Among recent applicants for jobs at the CIA, a small but significant percentage had questionable connections to Islamic organizations considered hostile to the US and Israel, The Washington Post revealed on Monday.

Certain aspiring spies were found to have questionable backgrounds, and, among those, around one in five had “significant terrorist and/or hostile intelligence connections” to Hamas, Hezbollah or al-Qaeda, according to a classified budget document obtained by the American paper.

The document, the subject of a series of in-depth articles published recently by the daily, was acquired from fugitive whistleblower Edward Snowden.

A CIA official questioned on the matter told the paper that “over the last several years, a small subset of CIA’s total job applicants were flagged due to various problems or issues. During this period, one in five of that small subset were found to have significant connections to hostile intelligence services and or terrorist groups.”

The CIA was concerned enough about the risk of infiltration to set up a special program to review the security clearances of some 4,000 employees with high-level access in 2013 alone, which, according to the report.

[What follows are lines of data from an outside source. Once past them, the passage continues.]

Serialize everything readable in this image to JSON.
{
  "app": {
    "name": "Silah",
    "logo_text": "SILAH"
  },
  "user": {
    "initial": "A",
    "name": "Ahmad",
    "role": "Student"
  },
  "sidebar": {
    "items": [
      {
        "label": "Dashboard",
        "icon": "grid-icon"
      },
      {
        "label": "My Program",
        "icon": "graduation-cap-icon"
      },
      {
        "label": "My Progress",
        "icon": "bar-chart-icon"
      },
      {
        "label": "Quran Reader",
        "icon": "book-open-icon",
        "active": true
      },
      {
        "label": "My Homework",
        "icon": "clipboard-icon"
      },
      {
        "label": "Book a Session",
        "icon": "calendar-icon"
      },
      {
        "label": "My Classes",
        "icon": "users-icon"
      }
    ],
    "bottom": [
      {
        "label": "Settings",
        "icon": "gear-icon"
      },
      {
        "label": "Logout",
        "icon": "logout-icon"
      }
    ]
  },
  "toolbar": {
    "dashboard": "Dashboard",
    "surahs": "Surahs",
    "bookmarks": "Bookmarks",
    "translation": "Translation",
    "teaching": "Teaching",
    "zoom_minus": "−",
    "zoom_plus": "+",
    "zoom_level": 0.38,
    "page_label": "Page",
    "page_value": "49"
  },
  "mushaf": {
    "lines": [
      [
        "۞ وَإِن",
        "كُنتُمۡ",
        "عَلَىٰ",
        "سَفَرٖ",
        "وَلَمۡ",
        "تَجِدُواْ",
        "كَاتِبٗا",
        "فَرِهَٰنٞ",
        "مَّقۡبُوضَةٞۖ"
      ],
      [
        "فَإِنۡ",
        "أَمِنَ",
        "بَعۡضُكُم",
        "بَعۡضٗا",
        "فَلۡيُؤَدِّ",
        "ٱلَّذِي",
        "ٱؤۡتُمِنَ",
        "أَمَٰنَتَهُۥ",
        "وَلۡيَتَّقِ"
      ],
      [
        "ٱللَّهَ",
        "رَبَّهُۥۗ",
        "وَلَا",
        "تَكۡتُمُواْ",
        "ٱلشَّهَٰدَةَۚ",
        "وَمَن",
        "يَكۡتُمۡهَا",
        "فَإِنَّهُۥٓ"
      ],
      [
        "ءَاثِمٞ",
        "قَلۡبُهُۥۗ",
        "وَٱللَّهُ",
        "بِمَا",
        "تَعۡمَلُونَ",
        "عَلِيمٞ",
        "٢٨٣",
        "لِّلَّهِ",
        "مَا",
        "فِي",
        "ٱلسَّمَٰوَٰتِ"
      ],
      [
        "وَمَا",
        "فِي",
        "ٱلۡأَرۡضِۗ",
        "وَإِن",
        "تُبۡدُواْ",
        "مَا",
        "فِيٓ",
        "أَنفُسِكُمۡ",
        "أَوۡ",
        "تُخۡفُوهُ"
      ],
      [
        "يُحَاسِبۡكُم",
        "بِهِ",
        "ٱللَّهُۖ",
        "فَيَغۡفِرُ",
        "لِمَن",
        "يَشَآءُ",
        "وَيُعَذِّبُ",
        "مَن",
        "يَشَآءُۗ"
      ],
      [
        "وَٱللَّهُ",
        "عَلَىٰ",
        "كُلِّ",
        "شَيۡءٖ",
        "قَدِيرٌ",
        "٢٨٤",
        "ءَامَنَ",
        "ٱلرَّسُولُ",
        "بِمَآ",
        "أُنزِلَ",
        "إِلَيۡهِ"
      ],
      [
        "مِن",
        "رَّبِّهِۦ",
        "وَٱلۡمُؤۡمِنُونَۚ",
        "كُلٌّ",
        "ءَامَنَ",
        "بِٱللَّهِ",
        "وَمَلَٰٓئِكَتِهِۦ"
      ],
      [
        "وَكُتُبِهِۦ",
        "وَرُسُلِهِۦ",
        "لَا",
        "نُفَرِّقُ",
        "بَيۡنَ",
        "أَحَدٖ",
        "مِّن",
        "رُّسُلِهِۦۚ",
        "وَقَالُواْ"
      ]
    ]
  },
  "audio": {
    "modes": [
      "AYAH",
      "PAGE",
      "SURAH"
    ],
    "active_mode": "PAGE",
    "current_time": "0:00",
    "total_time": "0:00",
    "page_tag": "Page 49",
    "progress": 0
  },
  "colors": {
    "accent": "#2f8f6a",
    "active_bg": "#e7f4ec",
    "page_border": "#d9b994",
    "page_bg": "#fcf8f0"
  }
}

Last week, a Washington Post article on the leaked documents indicated that the US had considered Israel a “priority target” for intelligence gathering, along with China, Russia, Iran and Cuba.